*Task objective*
Go through the entries below and retype them exactly, omitting each picture.

*Records for this task*
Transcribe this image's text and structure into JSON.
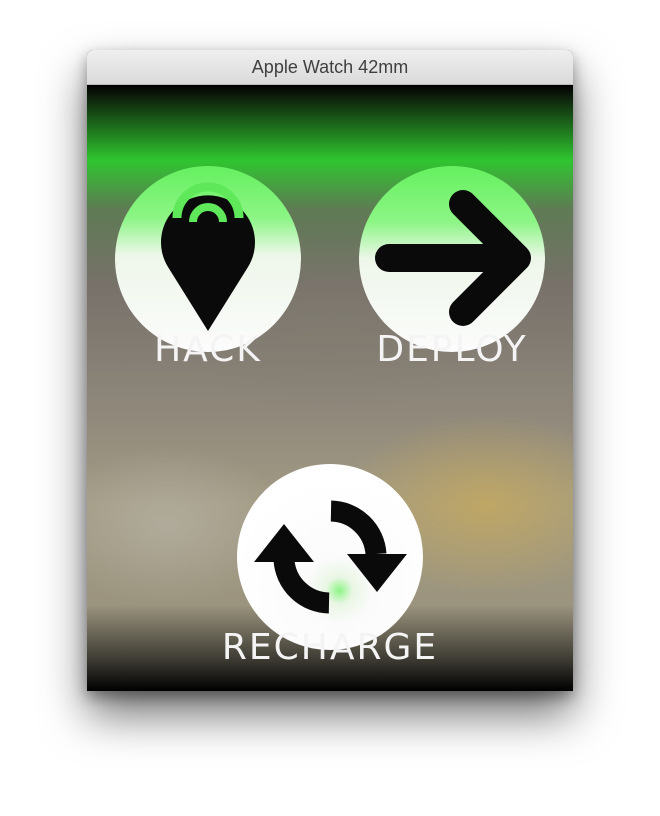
{
  "window": {
    "title": "Apple Watch 42mm"
  },
  "actions": {
    "hack": {
      "label": "HACK",
      "icon": "map-pin-signal-icon"
    },
    "deploy": {
      "label": "DEPLOY",
      "icon": "arrow-right-icon"
    },
    "recharge": {
      "label": "RECHARGE",
      "icon": "refresh-arrows-icon"
    }
  },
  "colors": {
    "accent_green": "#55e650",
    "icon_black": "#0a0a0a",
    "circle_white": "#fafafa",
    "label_text": "#f4f4f4"
  }
}
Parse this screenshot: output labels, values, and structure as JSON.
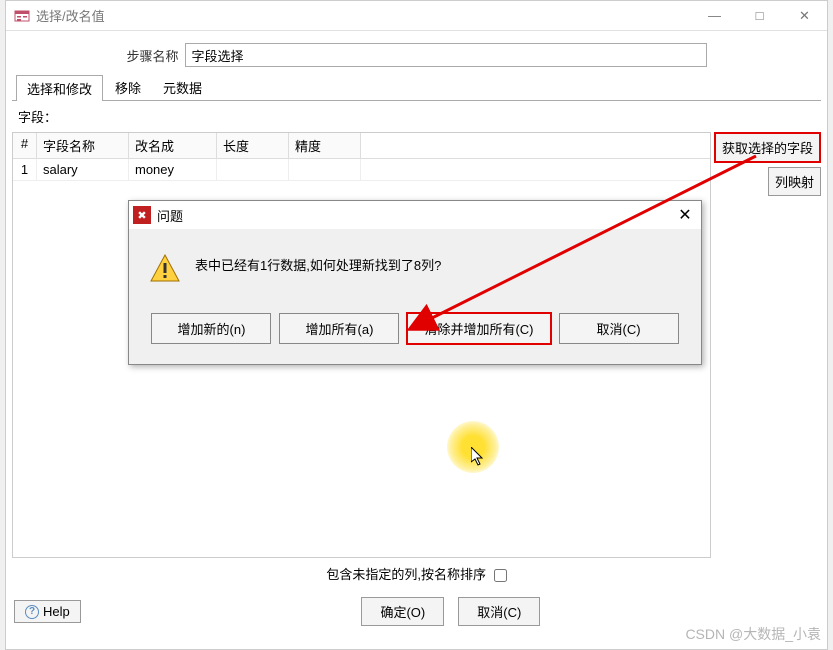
{
  "window": {
    "title": "选择/改名值",
    "controls": {
      "minimize": "—",
      "maximize": "□",
      "close": "✕"
    }
  },
  "step": {
    "label": "步骤名称",
    "value": "字段选择"
  },
  "tabs": {
    "list": [
      {
        "label": "选择和修改",
        "active": true
      },
      {
        "label": "移除",
        "active": false
      },
      {
        "label": "元数据",
        "active": false
      }
    ]
  },
  "fields": {
    "label": "字段：",
    "headers": {
      "hash": "#",
      "name": "字段名称",
      "rename": "改名成",
      "length": "长度",
      "precision": "精度"
    },
    "rows": [
      {
        "num": "1",
        "name": "salary",
        "rename": "money",
        "length": "",
        "precision": ""
      }
    ]
  },
  "side_buttons": {
    "get_fields": "获取选择的字段",
    "column_map": "列映射"
  },
  "checkbox": {
    "label": "包含未指定的列,按名称排序"
  },
  "bottom": {
    "help": "Help",
    "ok": "确定(O)",
    "cancel": "取消(C)"
  },
  "modal": {
    "title": "问题",
    "message": "表中已经有1行数据,如何处理新找到了8列?",
    "buttons": {
      "add_new": "增加新的(n)",
      "add_all": "增加所有(a)",
      "clear_add_all": "清除并增加所有(C)",
      "cancel": "取消(C)"
    }
  },
  "watermark": "CSDN @大数据_小袁"
}
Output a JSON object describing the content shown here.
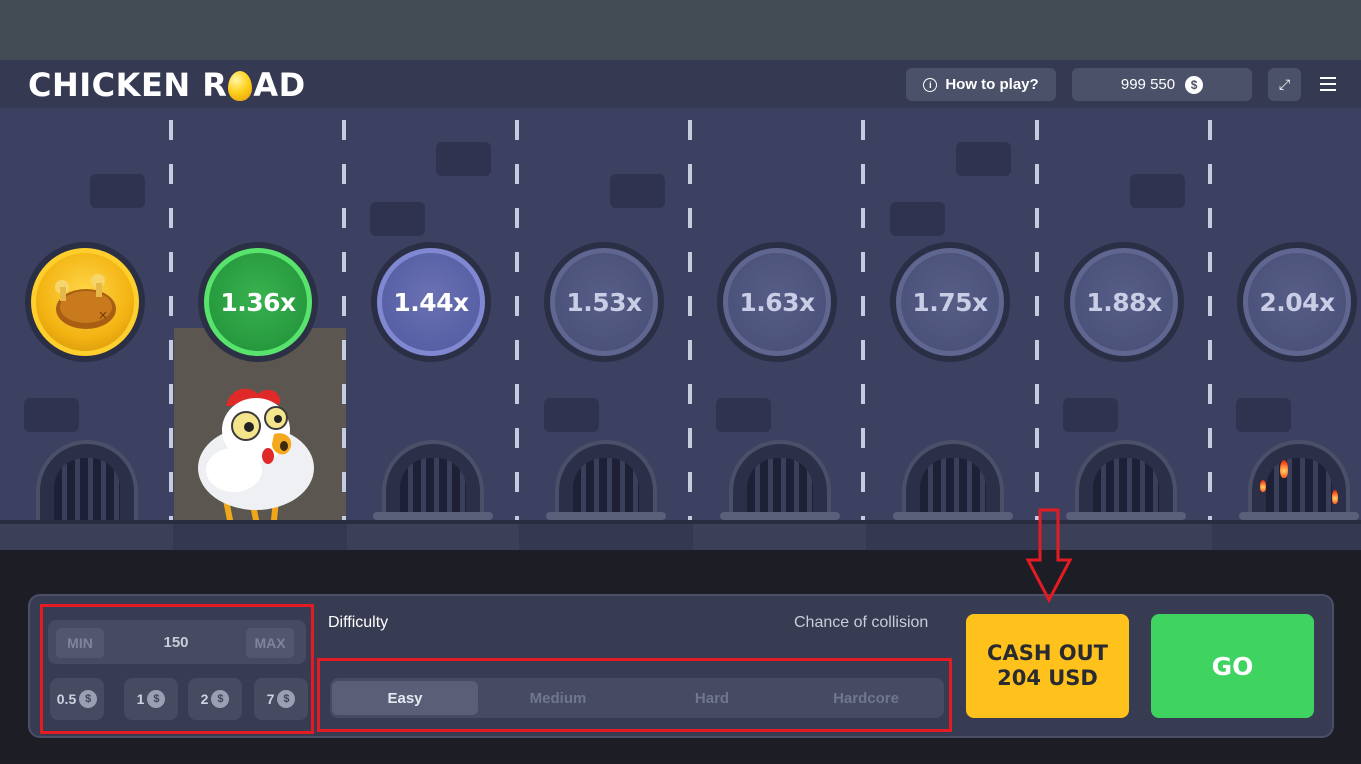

*Expected output*
Transcribe this image's text and structure into JSON.
{
  "window": {
    "title": "Apple Watch 42mm"
  },
  "actions": {
    "hack": {
      "label": "HACK",
      "icon": "map-pin-signal-icon"
    },
    "deploy": {
      "label": "DEPLOY",
      "icon": "arrow-right-icon"
    },
    "recharge": {
      "label": "RECHARGE",
      "icon": "refresh-arrows-icon"
    }
  },
  "colors": {
    "accent_green": "#55e650",
    "icon_black": "#0a0a0a",
    "circle_white": "#fafafa",
    "label_text": "#f4f4f4"
  }
}
Parse this screenshot: output labels, values, and structure as JSON.
{
  "window": {
    "title": "选择/改名值",
    "controls": {
      "minimize": "—",
      "maximize": "□",
      "close": "✕"
    }
  },
  "step": {
    "label": "步骤名称",
    "value": "字段选择"
  },
  "tabs": {
    "list": [
      {
        "label": "选择和修改",
        "active": true
      },
      {
        "label": "移除",
        "active": false
      },
      {
        "label": "元数据",
        "active": false
      }
    ]
  },
  "fields": {
    "label": "字段：",
    "headers": {
      "hash": "#",
      "name": "字段名称",
      "rename": "改名成",
      "length": "长度",
      "precision": "精度"
    },
    "rows": [
      {
        "num": "1",
        "name": "salary",
        "rename": "money",
        "length": "",
        "precision": ""
      }
    ]
  },
  "side_buttons": {
    "get_fields": "获取选择的字段",
    "column_map": "列映射"
  },
  "checkbox": {
    "label": "包含未指定的列,按名称排序"
  },
  "bottom": {
    "help": "Help",
    "ok": "确定(O)",
    "cancel": "取消(C)"
  },
  "modal": {
    "title": "问题",
    "message": "表中已经有1行数据,如何处理新找到了8列?",
    "buttons": {
      "add_new": "增加新的(n)",
      "add_all": "增加所有(a)",
      "clear_add_all": "清除并增加所有(C)",
      "cancel": "取消(C)"
    }
  },
  "watermark": "CSDN @大数据_小袁"
}
Output a JSON object describing the content shown here.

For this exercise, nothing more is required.